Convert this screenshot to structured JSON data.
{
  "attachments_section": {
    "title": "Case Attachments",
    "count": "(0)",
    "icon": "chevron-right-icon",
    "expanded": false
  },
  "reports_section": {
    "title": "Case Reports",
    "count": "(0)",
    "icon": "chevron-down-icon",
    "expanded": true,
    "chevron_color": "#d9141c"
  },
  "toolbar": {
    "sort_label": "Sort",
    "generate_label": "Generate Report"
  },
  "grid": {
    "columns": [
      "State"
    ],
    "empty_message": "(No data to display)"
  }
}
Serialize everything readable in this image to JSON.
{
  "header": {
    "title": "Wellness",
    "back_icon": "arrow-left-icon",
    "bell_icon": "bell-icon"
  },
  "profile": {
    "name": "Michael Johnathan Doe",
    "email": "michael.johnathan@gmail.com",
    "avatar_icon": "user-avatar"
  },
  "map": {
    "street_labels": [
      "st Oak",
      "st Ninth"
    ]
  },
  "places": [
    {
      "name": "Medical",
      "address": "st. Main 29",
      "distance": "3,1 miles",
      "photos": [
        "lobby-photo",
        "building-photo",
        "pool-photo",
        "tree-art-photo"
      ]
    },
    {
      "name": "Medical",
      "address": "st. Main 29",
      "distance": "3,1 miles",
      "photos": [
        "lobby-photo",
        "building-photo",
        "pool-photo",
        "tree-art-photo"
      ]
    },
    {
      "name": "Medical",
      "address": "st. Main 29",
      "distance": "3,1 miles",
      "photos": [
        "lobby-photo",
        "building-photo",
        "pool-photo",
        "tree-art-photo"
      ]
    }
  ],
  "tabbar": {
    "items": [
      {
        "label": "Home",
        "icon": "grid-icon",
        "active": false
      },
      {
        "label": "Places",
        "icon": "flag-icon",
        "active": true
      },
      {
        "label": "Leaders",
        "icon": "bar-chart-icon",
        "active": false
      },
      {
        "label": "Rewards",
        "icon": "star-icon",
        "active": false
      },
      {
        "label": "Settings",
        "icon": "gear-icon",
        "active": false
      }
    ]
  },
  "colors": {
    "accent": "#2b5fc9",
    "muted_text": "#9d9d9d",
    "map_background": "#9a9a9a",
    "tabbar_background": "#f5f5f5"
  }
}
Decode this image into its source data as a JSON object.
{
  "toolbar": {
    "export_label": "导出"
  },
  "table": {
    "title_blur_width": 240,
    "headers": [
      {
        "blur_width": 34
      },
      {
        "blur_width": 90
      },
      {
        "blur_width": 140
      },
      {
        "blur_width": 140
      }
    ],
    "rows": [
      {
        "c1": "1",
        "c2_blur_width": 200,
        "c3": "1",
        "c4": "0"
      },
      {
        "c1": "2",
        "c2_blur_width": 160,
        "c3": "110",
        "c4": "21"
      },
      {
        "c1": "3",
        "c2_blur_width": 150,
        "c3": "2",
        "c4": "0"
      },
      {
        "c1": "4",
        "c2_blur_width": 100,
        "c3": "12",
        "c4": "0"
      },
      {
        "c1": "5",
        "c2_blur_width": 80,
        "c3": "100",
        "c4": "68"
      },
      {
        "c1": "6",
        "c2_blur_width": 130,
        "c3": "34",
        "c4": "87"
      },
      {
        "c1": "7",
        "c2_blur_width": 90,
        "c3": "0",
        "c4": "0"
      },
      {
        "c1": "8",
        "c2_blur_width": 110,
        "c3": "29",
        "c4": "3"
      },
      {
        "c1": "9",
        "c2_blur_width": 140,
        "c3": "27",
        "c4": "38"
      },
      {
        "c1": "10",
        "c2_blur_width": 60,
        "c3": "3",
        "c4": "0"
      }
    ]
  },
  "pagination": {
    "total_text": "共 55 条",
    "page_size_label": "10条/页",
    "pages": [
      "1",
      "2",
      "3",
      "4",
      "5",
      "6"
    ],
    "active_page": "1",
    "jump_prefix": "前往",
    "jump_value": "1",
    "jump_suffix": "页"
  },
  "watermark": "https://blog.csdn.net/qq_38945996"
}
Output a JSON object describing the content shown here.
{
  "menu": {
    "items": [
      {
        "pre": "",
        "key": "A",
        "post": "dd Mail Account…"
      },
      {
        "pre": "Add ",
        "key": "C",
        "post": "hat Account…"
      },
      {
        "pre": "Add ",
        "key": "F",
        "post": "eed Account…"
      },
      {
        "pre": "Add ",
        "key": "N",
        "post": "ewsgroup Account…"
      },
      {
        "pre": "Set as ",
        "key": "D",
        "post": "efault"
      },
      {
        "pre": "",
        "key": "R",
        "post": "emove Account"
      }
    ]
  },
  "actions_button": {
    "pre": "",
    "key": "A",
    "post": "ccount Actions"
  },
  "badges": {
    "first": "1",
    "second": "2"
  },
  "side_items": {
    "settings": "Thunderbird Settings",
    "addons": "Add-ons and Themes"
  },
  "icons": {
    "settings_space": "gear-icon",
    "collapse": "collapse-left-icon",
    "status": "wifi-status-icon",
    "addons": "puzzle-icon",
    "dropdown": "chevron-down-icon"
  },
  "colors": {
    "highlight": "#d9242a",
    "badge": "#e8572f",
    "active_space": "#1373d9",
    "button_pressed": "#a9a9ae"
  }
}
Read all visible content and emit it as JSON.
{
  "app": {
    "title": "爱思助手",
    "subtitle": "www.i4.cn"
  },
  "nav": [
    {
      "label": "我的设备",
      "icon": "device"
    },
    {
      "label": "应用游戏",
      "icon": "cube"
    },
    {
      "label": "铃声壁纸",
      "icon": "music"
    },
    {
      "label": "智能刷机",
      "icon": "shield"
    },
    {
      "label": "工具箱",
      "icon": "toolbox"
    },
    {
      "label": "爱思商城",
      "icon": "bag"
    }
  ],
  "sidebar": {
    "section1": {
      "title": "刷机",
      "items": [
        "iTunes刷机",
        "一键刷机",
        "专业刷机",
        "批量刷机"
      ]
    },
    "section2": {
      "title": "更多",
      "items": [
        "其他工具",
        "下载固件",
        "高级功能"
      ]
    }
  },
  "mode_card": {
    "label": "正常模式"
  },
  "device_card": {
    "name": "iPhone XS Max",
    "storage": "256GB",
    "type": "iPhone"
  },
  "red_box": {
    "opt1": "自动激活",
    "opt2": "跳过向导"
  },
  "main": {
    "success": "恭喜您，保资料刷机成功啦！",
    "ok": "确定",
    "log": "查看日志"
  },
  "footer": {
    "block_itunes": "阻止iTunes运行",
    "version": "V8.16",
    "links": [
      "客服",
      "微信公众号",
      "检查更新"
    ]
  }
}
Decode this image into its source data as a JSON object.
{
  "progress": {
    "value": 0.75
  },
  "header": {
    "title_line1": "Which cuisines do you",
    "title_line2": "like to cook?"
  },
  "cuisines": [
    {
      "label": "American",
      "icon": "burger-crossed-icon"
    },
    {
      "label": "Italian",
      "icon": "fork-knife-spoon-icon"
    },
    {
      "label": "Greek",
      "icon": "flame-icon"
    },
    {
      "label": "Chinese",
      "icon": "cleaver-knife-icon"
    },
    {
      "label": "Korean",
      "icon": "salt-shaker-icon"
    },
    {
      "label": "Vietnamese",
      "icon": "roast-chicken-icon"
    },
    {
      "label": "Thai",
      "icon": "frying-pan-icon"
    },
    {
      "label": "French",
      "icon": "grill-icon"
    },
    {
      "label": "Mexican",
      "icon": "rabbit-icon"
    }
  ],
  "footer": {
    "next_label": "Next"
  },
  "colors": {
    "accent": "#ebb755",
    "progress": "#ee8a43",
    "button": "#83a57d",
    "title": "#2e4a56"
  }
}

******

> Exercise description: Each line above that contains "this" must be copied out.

> Your response:
Convert this screenshot to structured JSON data.
Serialize everything readable in this image to JSON.
Decode this image into its source data as a JSON object.
Decode this image into its source data as a JSON object.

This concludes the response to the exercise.